-------- Records provided
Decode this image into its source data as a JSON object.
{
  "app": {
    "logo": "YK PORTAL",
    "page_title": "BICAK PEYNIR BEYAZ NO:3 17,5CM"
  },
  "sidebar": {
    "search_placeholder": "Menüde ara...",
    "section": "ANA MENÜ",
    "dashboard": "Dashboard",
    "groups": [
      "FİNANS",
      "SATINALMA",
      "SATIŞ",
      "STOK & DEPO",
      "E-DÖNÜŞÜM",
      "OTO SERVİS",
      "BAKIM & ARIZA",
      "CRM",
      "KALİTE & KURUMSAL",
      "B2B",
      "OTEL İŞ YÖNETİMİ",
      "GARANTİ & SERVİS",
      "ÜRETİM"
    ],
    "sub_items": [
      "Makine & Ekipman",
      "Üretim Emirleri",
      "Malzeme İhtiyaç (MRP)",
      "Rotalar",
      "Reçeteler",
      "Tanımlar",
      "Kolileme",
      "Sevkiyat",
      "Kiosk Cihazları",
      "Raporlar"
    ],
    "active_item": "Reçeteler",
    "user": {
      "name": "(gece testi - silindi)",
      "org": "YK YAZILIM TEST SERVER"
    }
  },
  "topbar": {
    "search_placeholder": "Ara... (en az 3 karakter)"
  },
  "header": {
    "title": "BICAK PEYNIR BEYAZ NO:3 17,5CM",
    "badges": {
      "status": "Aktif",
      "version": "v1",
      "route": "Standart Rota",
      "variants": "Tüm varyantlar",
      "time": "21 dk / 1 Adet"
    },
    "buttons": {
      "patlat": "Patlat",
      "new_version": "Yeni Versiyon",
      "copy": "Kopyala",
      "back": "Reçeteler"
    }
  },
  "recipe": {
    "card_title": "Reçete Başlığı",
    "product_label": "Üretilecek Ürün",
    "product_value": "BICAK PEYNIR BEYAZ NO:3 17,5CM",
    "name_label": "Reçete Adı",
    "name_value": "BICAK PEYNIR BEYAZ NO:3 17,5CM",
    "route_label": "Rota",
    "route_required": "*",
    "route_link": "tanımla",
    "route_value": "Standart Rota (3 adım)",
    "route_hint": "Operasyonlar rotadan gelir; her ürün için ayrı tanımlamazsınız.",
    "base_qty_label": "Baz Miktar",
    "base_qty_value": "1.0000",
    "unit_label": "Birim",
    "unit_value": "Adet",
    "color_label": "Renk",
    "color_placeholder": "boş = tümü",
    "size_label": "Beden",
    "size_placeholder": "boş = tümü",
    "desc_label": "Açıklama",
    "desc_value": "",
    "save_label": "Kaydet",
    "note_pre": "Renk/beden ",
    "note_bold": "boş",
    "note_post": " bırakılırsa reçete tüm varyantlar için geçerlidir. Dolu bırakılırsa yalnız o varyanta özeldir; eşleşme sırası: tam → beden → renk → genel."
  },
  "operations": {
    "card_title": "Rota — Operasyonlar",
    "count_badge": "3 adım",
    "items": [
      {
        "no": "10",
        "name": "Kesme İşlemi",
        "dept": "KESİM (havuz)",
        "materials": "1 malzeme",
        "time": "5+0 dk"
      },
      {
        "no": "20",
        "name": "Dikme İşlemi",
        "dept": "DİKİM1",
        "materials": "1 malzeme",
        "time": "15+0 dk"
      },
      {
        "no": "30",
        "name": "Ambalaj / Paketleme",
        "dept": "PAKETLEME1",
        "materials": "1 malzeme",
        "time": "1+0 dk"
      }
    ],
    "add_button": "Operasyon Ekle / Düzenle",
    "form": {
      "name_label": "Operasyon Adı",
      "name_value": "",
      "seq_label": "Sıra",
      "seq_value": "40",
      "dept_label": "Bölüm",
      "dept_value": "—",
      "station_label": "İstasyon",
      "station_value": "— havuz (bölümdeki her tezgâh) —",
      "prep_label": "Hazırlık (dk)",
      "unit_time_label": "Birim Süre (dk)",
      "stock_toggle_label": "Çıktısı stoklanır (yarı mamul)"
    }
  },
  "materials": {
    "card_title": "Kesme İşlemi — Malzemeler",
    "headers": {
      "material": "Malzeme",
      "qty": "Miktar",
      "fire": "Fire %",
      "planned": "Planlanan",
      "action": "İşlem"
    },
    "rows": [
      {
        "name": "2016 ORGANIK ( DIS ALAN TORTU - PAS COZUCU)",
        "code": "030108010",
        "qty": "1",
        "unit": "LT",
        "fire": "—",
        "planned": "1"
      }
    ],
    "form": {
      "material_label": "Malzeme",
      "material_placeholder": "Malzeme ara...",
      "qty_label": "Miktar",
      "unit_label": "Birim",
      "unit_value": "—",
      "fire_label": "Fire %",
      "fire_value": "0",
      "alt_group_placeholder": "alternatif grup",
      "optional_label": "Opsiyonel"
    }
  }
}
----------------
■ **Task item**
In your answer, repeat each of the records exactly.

■ **Answer to this problem**
Decode this image into its source data as a JSON object.
{
  "app": {
    "logo": "YK PORTAL",
    "page_title": "BICAK PEYNIR BEYAZ NO:3 17,5CM"
  },
  "sidebar": {
    "search_placeholder": "Menüde ara...",
    "section": "ANA MENÜ",
    "dashboard": "Dashboard",
    "groups": [
      "FİNANS",
      "SATINALMA",
      "SATIŞ",
      "STOK & DEPO",
      "E-DÖNÜŞÜM",
      "OTO SERVİS",
      "BAKIM & ARIZA",
      "CRM",
      "KALİTE & KURUMSAL",
      "B2B",
      "OTEL İŞ YÖNETİMİ",
      "GARANTİ & SERVİS",
      "ÜRETİM"
    ],
    "sub_items": [
      "Makine & Ekipman",
      "Üretim Emirleri",
      "Malzeme İhtiyaç (MRP)",
      "Rotalar",
      "Reçeteler",
      "Tanımlar",
      "Kolileme",
      "Sevkiyat",
      "Kiosk Cihazları",
      "Raporlar"
    ],
    "active_item": "Reçeteler",
    "user": {
      "name": "(gece testi - silindi)",
      "org": "YK YAZILIM TEST SERVER"
    }
  },
  "topbar": {
    "search_placeholder": "Ara... (en az 3 karakter)"
  },
  "header": {
    "title": "BICAK PEYNIR BEYAZ NO:3 17,5CM",
    "badges": {
      "status": "Aktif",
      "version": "v1",
      "route": "Standart Rota",
      "variants": "Tüm varyantlar",
      "time": "21 dk / 1 Adet"
    },
    "buttons": {
      "patlat": "Patlat",
      "new_version": "Yeni Versiyon",
      "copy": "Kopyala",
      "back": "Reçeteler"
    }
  },
  "recipe": {
    "card_title": "Reçete Başlığı",
    "product_label": "Üretilecek Ürün",
    "product_value": "BICAK PEYNIR BEYAZ NO:3 17,5CM",
    "name_label": "Reçete Adı",
    "name_value": "BICAK PEYNIR BEYAZ NO:3 17,5CM",
    "route_label": "Rota",
    "route_required": "*",
    "route_link": "tanımla",
    "route_value": "Standart Rota (3 adım)",
    "route_hint": "Operasyonlar rotadan gelir; her ürün için ayrı tanımlamazsınız.",
    "base_qty_label": "Baz Miktar",
    "base_qty_value": "1.0000",
    "unit_label": "Birim",
    "unit_value": "Adet",
    "color_label": "Renk",
    "color_placeholder": "boş = tümü",
    "size_label": "Beden",
    "size_placeholder": "boş = tümü",
    "desc_label": "Açıklama",
    "desc_value": "",
    "save_label": "Kaydet",
    "note_pre": "Renk/beden ",
    "note_bold": "boş",
    "note_post": " bırakılırsa reçete tüm varyantlar için geçerlidir. Dolu bırakılırsa yalnız o varyanta özeldir; eşleşme sırası: tam → beden → renk → genel."
  },
  "operations": {
    "card_title": "Rota — Operasyonlar",
    "count_badge": "3 adım",
    "items": [
      {
        "no": "10",
        "name": "Kesme İşlemi",
        "dept": "KESİM (havuz)",
        "materials": "1 malzeme",
        "time": "5+0 dk"
      },
      {
        "no": "20",
        "name": "Dikme İşlemi",
        "dept": "DİKİM1",
        "materials": "1 malzeme",
        "time": "15+0 dk"
      },
      {
        "no": "30",
        "name": "Ambalaj / Paketleme",
        "dept": "PAKETLEME1",
        "materials": "1 malzeme",
        "time": "1+0 dk"
      }
    ],
    "add_button": "Operasyon Ekle / Düzenle",
    "form": {
      "name_label": "Operasyon Adı",
      "name_value": "",
      "seq_label": "Sıra",
      "seq_value": "40",
      "dept_label": "Bölüm",
      "dept_value": "—",
      "station_label": "İstasyon",
      "station_value": "— havuz (bölümdeki her tezgâh) —",
      "prep_label": "Hazırlık (dk)",
      "unit_time_label": "Birim Süre (dk)",
      "stock_toggle_label": "Çıktısı stoklanır (yarı mamul)"
    }
  },
  "materials": {
    "card_title": "Kesme İşlemi — Malzemeler",
    "headers": {
      "material": "Malzeme",
      "qty": "Miktar",
      "fire": "Fire %",
      "planned": "Planlanan",
      "action": "İşlem"
    },
    "rows": [
      {
        "name": "2016 ORGANIK ( DIS ALAN TORTU - PAS COZUCU)",
        "code": "030108010",
        "qty": "1",
        "unit": "LT",
        "fire": "—",
        "planned": "1"
      }
    ],
    "form": {
      "material_label": "Malzeme",
      "material_placeholder": "Malzeme ara...",
      "qty_label": "Miktar",
      "unit_label": "Birim",
      "unit_value": "—",
      "fire_label": "Fire %",
      "fire_value": "0",
      "alt_group_placeholder": "alternatif grup",
      "optional_label": "Opsiyonel"
    }
  }
}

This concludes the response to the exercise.